The Central Bank of the Philippines (BSP) said inflation is expected to remain within the bank's target range in the next two years, supported by well-contained inflation expectations and subdued global economic prospects that will temper upward pressures on commodity prices.
"Nonetheless, upside risks to the inflation outlook remain, including pending utility rate adjustments as well as the recent depreciation of the peso," the bank said.
The BSP held its benchmark overnight borrowing rate, or reverse repurchase facility rate, steady at 3.50 percent - unchanged since October 2012 - along with its overnight lending rate at 5.5 percent, and the SDA rate at 2.0 percent.
The decision to hold rates was widely expected following a statement last week by the bank governor who said there was "no urgency to change policy because inflation remains under control."
While keeping its main rates steady this year, the BSP has cut the SDA rate by 150 basis points to make it less attractive for foreign funds to park their money there, putting upward pressure on the peso. Last year the peso rose by almost 7 percent against the U.S. dollar.
But since early May, the peso and other emerging market currencies has come under pressure from capital outflows, dropping 7 percent against the U.S. dollar from May 10 to June 25. The lower peso tends to raise import prices, putting upward pressure on inflation.But since last June, the peso has bounced back and is now only down 5.4 percent since the start of the year, quoted at 41 peso to the U.S. dollar today.
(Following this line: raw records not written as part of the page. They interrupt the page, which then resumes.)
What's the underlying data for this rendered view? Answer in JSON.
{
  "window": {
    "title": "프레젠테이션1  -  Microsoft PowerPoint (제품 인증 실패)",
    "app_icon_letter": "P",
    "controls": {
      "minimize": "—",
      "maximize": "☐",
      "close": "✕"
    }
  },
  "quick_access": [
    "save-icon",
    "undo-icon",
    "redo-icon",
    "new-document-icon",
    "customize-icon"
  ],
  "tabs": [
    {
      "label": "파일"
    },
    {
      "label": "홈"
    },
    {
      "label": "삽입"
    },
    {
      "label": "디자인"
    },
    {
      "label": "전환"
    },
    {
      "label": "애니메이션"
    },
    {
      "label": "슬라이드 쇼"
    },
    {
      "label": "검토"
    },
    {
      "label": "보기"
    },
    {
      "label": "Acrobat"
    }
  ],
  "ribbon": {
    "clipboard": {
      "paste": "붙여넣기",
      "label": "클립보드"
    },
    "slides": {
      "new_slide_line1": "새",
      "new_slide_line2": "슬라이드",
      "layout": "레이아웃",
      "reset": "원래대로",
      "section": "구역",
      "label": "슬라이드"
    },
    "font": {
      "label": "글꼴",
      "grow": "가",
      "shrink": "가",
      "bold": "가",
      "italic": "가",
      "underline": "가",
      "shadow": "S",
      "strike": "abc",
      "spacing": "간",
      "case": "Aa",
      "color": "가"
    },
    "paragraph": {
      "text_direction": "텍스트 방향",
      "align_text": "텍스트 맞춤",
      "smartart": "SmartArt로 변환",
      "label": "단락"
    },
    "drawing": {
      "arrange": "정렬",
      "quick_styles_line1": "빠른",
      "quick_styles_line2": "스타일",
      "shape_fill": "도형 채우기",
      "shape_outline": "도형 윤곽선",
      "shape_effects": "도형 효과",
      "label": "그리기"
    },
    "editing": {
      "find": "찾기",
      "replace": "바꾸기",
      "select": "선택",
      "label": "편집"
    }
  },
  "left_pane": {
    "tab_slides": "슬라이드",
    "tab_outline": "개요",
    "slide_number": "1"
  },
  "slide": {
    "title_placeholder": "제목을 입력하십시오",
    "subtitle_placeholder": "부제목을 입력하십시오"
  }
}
In June the Philippine inflation rate rose slightly to 2.8 percent from 2.6 percent in May and April.
Last month the BSP also said inflation was expected to remain within the bank's target for 2013 and 2014 - 4.0 percent plus/minus one percentage point - and the 2015 target of 3.0 percent, plus/minus one percentage point.
In April the BSP forecast 2013 inflation of 3.3 percent.
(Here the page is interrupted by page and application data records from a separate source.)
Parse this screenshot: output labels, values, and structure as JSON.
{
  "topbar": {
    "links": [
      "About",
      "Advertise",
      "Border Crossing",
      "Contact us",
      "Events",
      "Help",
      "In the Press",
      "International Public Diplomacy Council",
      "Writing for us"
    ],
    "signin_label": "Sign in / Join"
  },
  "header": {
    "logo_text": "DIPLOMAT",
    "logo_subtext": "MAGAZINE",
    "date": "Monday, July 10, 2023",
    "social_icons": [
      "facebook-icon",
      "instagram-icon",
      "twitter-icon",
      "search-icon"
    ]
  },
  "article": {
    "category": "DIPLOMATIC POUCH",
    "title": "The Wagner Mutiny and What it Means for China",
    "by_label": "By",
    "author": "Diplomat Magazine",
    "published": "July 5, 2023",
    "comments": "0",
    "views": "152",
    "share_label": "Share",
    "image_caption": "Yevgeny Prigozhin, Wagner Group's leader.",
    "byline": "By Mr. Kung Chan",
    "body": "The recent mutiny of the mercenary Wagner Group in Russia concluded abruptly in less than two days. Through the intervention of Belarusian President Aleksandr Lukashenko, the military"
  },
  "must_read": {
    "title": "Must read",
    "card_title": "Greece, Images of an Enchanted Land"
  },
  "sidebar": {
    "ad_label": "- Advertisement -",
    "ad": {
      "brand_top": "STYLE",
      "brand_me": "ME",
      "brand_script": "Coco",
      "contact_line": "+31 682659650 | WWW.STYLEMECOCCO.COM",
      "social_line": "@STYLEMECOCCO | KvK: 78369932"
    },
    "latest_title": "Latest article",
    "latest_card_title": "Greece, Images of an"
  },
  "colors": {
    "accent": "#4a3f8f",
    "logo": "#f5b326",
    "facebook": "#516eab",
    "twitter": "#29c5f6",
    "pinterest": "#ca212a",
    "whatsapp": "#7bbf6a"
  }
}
The Philippine economy continues to be robust, the bank said, supported by domestic demand and buoyant market confidence, strong domestic liquidity and bank lending
Gross Domestic Product was up 2.2 percent in the first quarter from the fourth quarter for annual growth of 7.8 percent, the fastest rate since the second quarter of 2010. The government has forecast growth this year of 6-7 percent compared with 6.6 percent in 2012.